Nine newly licensed midwives delivered 98 babies in 26 Alabama counties last year, according to data compiled this month by the Alabama Midwives Alliance (ALMA), a group representing professional homebirth midwives.

“We thought it was important to get as much information as possible on the midwives working here,” said Laura Reeder, a licensed midwife in Cullman who worked to collect the data for ALMA. “This is the first full year we’ve had licensed midwives (in Alabama), so it’s good to see where we are.”

Until last January, it was illegal in Alabama to have a home birth attended by a professional, such as a midwife. Homebirths were legal, but only if they were unattended.

Last January, the state midwifery board issued Alabama’s first homebirth midwife licenses since 1976. As of this month, Alabama has licensed 15 homebirth midwives, according to ALMA.

Right now, Alabama’s 15 licensed homebirth midwives serve 41 of Alabama’s 67 counties, according to the ALMA data. Of those counties, many are rural and lack obstetrical services, said Reeder.

“Even though there are only 15 in the state so far, we can still cover so much ground and provide services to people that otherwise might have to drive a long way to a hospital,” said Reeder.


Posted: January 11, 2020

2020 is the Year of the Midwife

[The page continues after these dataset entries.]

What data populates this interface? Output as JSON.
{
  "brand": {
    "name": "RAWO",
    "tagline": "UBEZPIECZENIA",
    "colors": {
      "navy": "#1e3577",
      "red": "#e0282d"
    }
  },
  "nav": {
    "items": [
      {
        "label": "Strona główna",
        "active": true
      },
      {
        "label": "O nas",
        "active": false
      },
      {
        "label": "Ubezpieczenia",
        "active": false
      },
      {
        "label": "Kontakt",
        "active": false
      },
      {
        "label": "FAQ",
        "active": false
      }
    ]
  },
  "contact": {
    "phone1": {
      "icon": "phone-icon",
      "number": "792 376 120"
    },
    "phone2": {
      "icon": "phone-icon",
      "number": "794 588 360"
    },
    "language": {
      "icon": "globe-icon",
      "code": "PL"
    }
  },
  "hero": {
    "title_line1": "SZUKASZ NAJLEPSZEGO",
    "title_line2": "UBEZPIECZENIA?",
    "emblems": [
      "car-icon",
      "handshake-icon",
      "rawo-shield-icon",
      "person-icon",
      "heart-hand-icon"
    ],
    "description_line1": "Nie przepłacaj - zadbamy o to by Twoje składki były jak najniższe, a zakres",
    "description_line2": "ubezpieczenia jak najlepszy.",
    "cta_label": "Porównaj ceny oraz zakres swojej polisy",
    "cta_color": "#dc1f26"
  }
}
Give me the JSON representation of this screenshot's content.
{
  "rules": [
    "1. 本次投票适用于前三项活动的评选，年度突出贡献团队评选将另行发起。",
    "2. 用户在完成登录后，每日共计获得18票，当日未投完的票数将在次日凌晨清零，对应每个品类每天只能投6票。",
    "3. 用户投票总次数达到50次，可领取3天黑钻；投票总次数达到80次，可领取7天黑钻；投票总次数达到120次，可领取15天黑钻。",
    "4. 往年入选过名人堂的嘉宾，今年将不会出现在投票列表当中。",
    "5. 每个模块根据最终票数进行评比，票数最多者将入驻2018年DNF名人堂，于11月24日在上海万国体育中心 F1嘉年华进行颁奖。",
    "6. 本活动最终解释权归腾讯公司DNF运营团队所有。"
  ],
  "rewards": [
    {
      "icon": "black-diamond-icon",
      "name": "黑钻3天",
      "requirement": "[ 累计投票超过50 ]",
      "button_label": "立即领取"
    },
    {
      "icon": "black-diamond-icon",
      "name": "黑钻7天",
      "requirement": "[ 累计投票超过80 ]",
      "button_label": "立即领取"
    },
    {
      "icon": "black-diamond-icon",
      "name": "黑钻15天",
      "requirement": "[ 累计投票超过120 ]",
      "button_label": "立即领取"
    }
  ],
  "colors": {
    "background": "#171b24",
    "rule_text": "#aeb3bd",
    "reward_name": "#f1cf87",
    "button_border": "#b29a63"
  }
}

The World Health Organization has claimed 2020 as the International Year of the Nurse and the Midwife.  Nurses play a critical role in health promotion, disease prevention and delivering primary and community care. They provide care in emergency settings and will be key to the achievement of universal health coverage,” the agency states on its website. Investing in nurses and midwives is also economically smart—research from the United Kingdom has found “investments in education and job creation in the health and social sectors result in a triple return of improved health outcomes, global health security, and inclusive economic growth.